Date of Award


Degree Type


Degree Name

Doctor of Philosophy (PhD)


Industrial and Physical Pharmacy

Committee Chair

Tonglei Li

Committee Member 1

Stephen R. Byrn

Committee Member 2

Lynne S. Taylor

Committee Member 3

Paul Luner


Combinatorial chemistry and high-throughput screening approaches utilized during drug discovery have resulted in many potent pharmacologically active molecules with low aqueous solubility and consequently poor bioavailability. Enabling technologies, such as amorphous solid dispersions (ASD’s), can obviate these challenges and provide an efficient route to formulate the drug as an oral solid dosage form. However, high-energy amorphous materials have an inherent tendency to crystallize and in doing so can negate the apparent solubility advantage achieved by using such formulations. Crystallization can occur during (1) cooling the drug molecule from the melt state (such as during hot melt extrusion); (2) during storage of an amorphous formulation; (3) during pharmaceutical processing unit operations such as compression, granulation etc.
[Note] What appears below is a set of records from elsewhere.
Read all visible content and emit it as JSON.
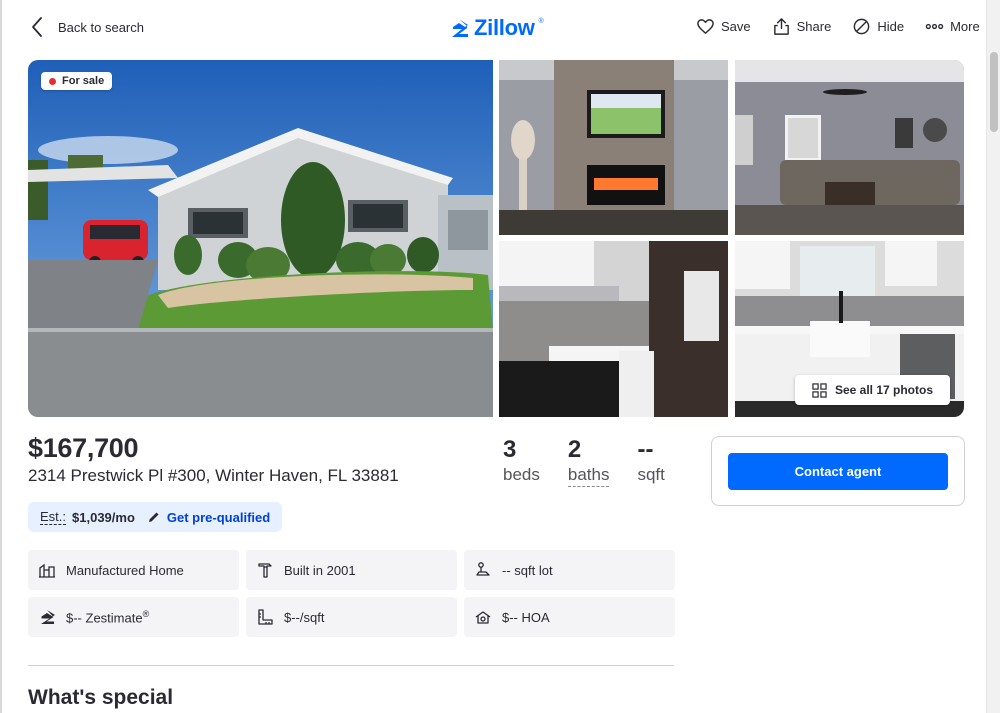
{
  "header": {
    "back_label": "Back to search",
    "logo_text": "Zillow",
    "logo_reg": "®",
    "actions": [
      {
        "label": "Save",
        "icon": "heart-icon"
      },
      {
        "label": "Share",
        "icon": "share-icon"
      },
      {
        "label": "Hide",
        "icon": "hide-icon"
      },
      {
        "label": "More",
        "icon": "more-icon"
      }
    ]
  },
  "gallery": {
    "badge": "For sale",
    "see_all_label": "See all 17 photos"
  },
  "listing": {
    "price": "$167,700",
    "address": "2314 Prestwick Pl #300, Winter Haven, FL 33881",
    "stats": [
      {
        "value": "3",
        "label": "beds"
      },
      {
        "value": "2",
        "label": "baths"
      },
      {
        "value": "--",
        "label": "sqft"
      }
    ],
    "estimate": {
      "label": "Est.:",
      "value": "$1,039/mo",
      "link": "Get pre-qualified"
    }
  },
  "facts": [
    {
      "text": "Manufactured Home",
      "icon": "home-type-icon"
    },
    {
      "text": "Built in 2001",
      "icon": "hammer-icon"
    },
    {
      "text": "-- sqft lot",
      "icon": "lot-icon"
    },
    {
      "text": "$-- Zestimate",
      "sup": "®",
      "icon": "zestimate-icon"
    },
    {
      "text": "$--/sqft",
      "icon": "ruler-icon"
    },
    {
      "text": "$-- HOA",
      "icon": "hoa-icon"
    }
  ],
  "section_title": "What's special",
  "contact": {
    "button_label": "Contact agent"
  },
  "colors": {
    "brand": "#006aff",
    "link": "#0041d9",
    "for_sale_dot": "#e52e2e"
  }
}
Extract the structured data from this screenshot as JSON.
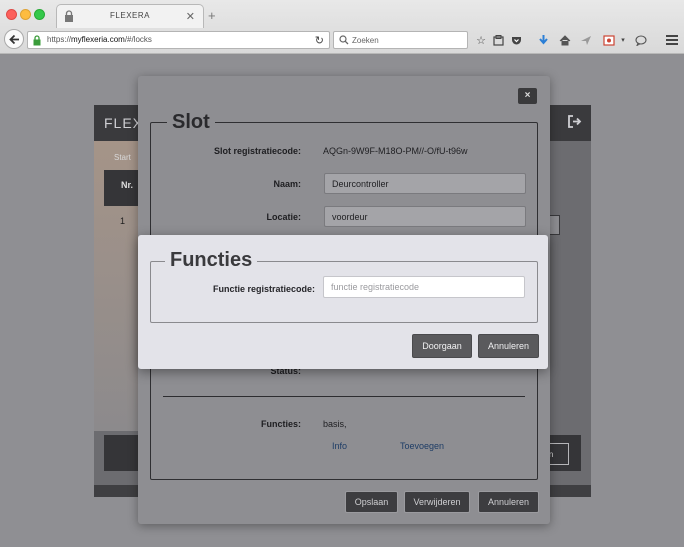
{
  "browser": {
    "tab_title": "FLEXERA",
    "url_prefix": "https://",
    "url_domain": "myflexeria.com",
    "url_path": "/#/locks",
    "search_placeholder": "Zoeken"
  },
  "app": {
    "brand": "FLEX",
    "breadcrumb": "Start",
    "table_header_nr": "Nr.",
    "row_number": "1",
    "partial_col_s": "s",
    "partial_btn_s": "s",
    "partial_btn_gen": "gen"
  },
  "slot_modal": {
    "title": "Slot",
    "close_label": "×",
    "fields": {
      "registratiecode_label": "Slot registratiecode:",
      "registratiecode_value": "AQGn-9W9F-M18O-PM//-O/fU-t96w",
      "naam_label": "Naam:",
      "naam_value": "Deurcontroller",
      "locatie_label": "Locatie:",
      "locatie_value": "voordeur",
      "status_label": "Status:",
      "functies_label": "Functies:",
      "functies_value": "basis,"
    },
    "links": {
      "info": "Info",
      "toevoegen": "Toevoegen"
    },
    "buttons": {
      "opslaan": "Opslaan",
      "verwijderen": "Verwijderen",
      "annuleren": "Annuleren"
    }
  },
  "functies_modal": {
    "title": "Functies",
    "field_label": "Functie registratiecode:",
    "input_placeholder": "functie registratiecode",
    "input_value": "",
    "buttons": {
      "doorgaan": "Doorgaan",
      "annuleren": "Annuleren"
    }
  },
  "colors": {
    "overlay_bg": "#8f8f93",
    "modal_front_bg": "#e3e3e9",
    "button_dark": "#5a5a5d",
    "link": "#1e3d66"
  }
}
Current knowledge with regards to the relationship between crystallization propensity of an active pharmaceutical ingredient (API) from the amorphous state (supercooled liquid and glass) and its thermodynamic, kinetic and molecular properties is limited. Furthermore, examining the mechanistic steps involved in crystallization of organic molecules under conditions of supercooling provides an opportunity to examine supramolecular aggregation events occurring during early stages of crystallization. Studying crystallization mechanism from amorphous state is important for pharmaceutical formulation development because a molecular-level understanding of the crystallization process would provide clues regarding the intermolecular interactions at the early stages of nucleation and help in rational selection of polymeric excipients to hinder such events.

The primary goal of this research is to develop an understanding of phase transition from amorphous pharmaceuticals, specifically focusing on the role of thermodynamic, kinetic and molecular properties of a series of structurally similar compounds. It is hypothesized that the there exists a link between thermodynamics quantities, kinetic properties, molecular interactions and glass forming ability. Furthermore, it is hypothesized that the molecular heterogeneity in supercooled liquids and glassy state, manifested through intermolecular interactions and conformational flexibility impacts the observed crystallization behavior.

Understanding the phase transition kinetics and mechanism of crystallization from amorphous pharmaceuticals is critical for development of stable formulations for drug delivery. The specific goals of this research include:

(1) Investigating the link between thermodynamic and kinetic factors affecting the crystallization propensity of organic compounds from supercooled liquid state.

(2) Evaluating the role of intermolecular interactions and conformational distribution on glass forming ability and stability.

(3) Examining the relationship between supramolecular aggregates present in glassy state and polymorphic outcome.

It is believed that successful completion of this research will provide a fundamental understanding of amorphous solid-state chemistry as well as provide useful tools for the implementation of ASD’s as solid oral dosage forms.